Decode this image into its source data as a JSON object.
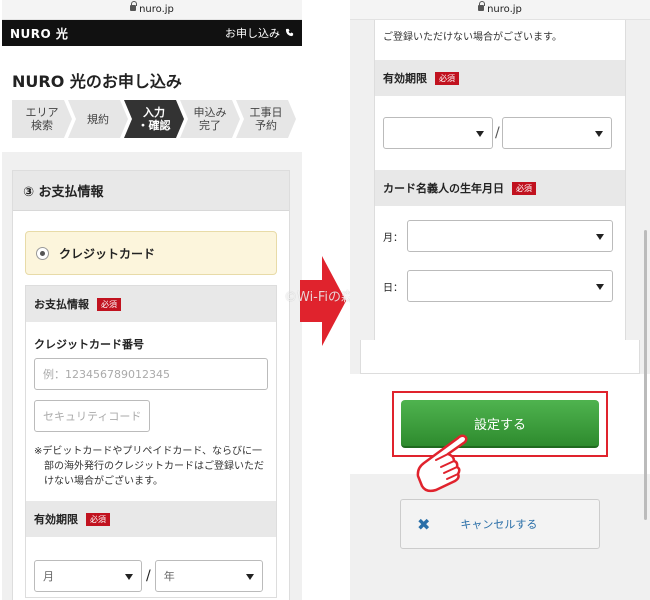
{
  "left": {
    "url": "nuro.jp",
    "logo": "NURO 光",
    "apply_link": "お申し込み",
    "page_title": "NURO 光のお申し込み",
    "steps": [
      {
        "l1": "エリア",
        "l2": "検索"
      },
      {
        "l1": "規約",
        "l2": ""
      },
      {
        "l1": "入力",
        "l2": "・確認"
      },
      {
        "l1": "申込み",
        "l2": "完了"
      },
      {
        "l1": "工事日",
        "l2": "予約"
      }
    ],
    "section_title": "③ お支払情報",
    "payment_option": "クレジットカード",
    "subsection_title": "お支払情報",
    "required": "必須",
    "card_number_label": "クレジットカード番号",
    "card_number_placeholder": "例：123456789012345",
    "security_code_placeholder": "セキュリティコード",
    "note": "※デビットカードやプリペイドカード、ならびに一部の海外発行のクレジットカードはご登録いただけない場合がございます。",
    "expiry_label": "有効期限",
    "expiry_month": "月",
    "expiry_sep": "/",
    "expiry_year": "年"
  },
  "watermark": "©Wi-Fiの森",
  "right": {
    "url": "nuro.jp",
    "note_tail": "ご登録いただけない場合がございます。",
    "expiry_label": "有効期限",
    "required": "必須",
    "expiry_sep": "/",
    "dob_label": "カード名義人の生年月日",
    "dob_month_label": "月：",
    "dob_day_label": "日：",
    "submit": "設定する",
    "cancel": "キャンセルする"
  },
  "colors": {
    "arrow": "#e0232d",
    "required_badge": "#c1121f",
    "submit_green": "#3aa23a",
    "highlight_frame": "#e0232d"
  }
}
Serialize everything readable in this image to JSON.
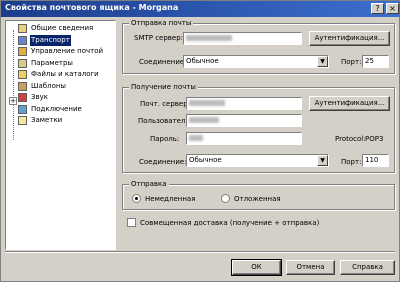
{
  "window": {
    "title": "Свойства почтового ящика - Morgana"
  },
  "tree": {
    "items": [
      {
        "label": "Общие сведения",
        "icon": "general-info-icon",
        "selected": false
      },
      {
        "label": "Транспорт",
        "icon": "transport-icon",
        "selected": true
      },
      {
        "label": "Управление почтой",
        "icon": "mail-management-icon",
        "selected": false
      },
      {
        "label": "Параметры",
        "icon": "parameters-icon",
        "selected": false
      },
      {
        "label": "Файлы и каталоги",
        "icon": "files-folders-icon",
        "selected": false
      },
      {
        "label": "Шаблоны",
        "icon": "templates-icon",
        "selected": false
      },
      {
        "label": "Звук",
        "icon": "sound-icon",
        "selected": false
      },
      {
        "label": "Подключение",
        "icon": "connection-icon",
        "selected": false
      },
      {
        "label": "Заметки",
        "icon": "notes-icon",
        "selected": false
      }
    ]
  },
  "send": {
    "title": "Отправка почты",
    "smtp_label": "SMTP сервер:",
    "auth_button": "Аутентификация...",
    "conn_label": "Соединение:",
    "conn_value": "Обычное",
    "port_label": "Порт:",
    "port_value": "25"
  },
  "receive": {
    "title": "Получение почты",
    "server_label": "Почт. сервер:",
    "auth_button": "Аутентификация...",
    "user_label": "Пользователь:",
    "password_label": "Пароль:",
    "protocol_label": "Protocol:",
    "protocol_value": "POP3",
    "conn_label": "Соединение:",
    "conn_value": "Обычное",
    "port_label": "Порт:",
    "port_value": "110"
  },
  "dispatch": {
    "title": "Отправка",
    "immediate": "Немедленная",
    "deferred": "Отложенная",
    "selected": "immediate"
  },
  "combined": {
    "label": "Совмещенная доставка (получение + отправка)",
    "checked": false
  },
  "buttons": {
    "ok": "ОК",
    "cancel": "Отмена",
    "help": "Справка"
  },
  "titlebar_buttons": {
    "help": "?",
    "close": "×"
  }
}
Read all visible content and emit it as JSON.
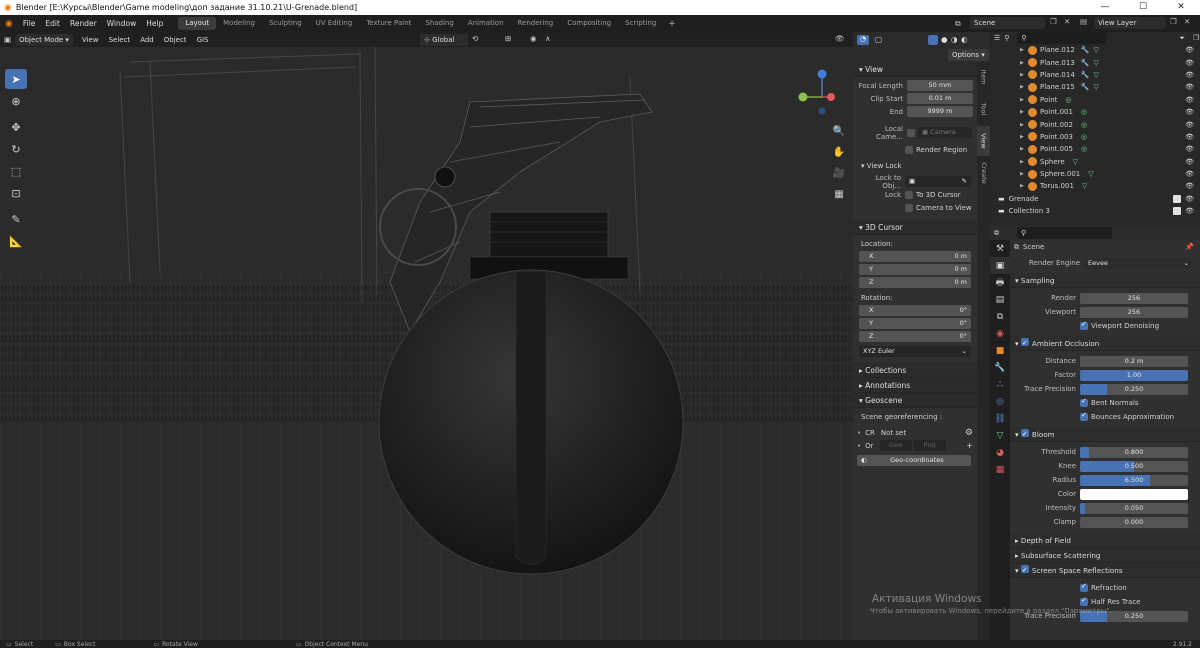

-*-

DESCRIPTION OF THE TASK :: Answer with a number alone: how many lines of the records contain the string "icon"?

RESPONSE BOX :: 9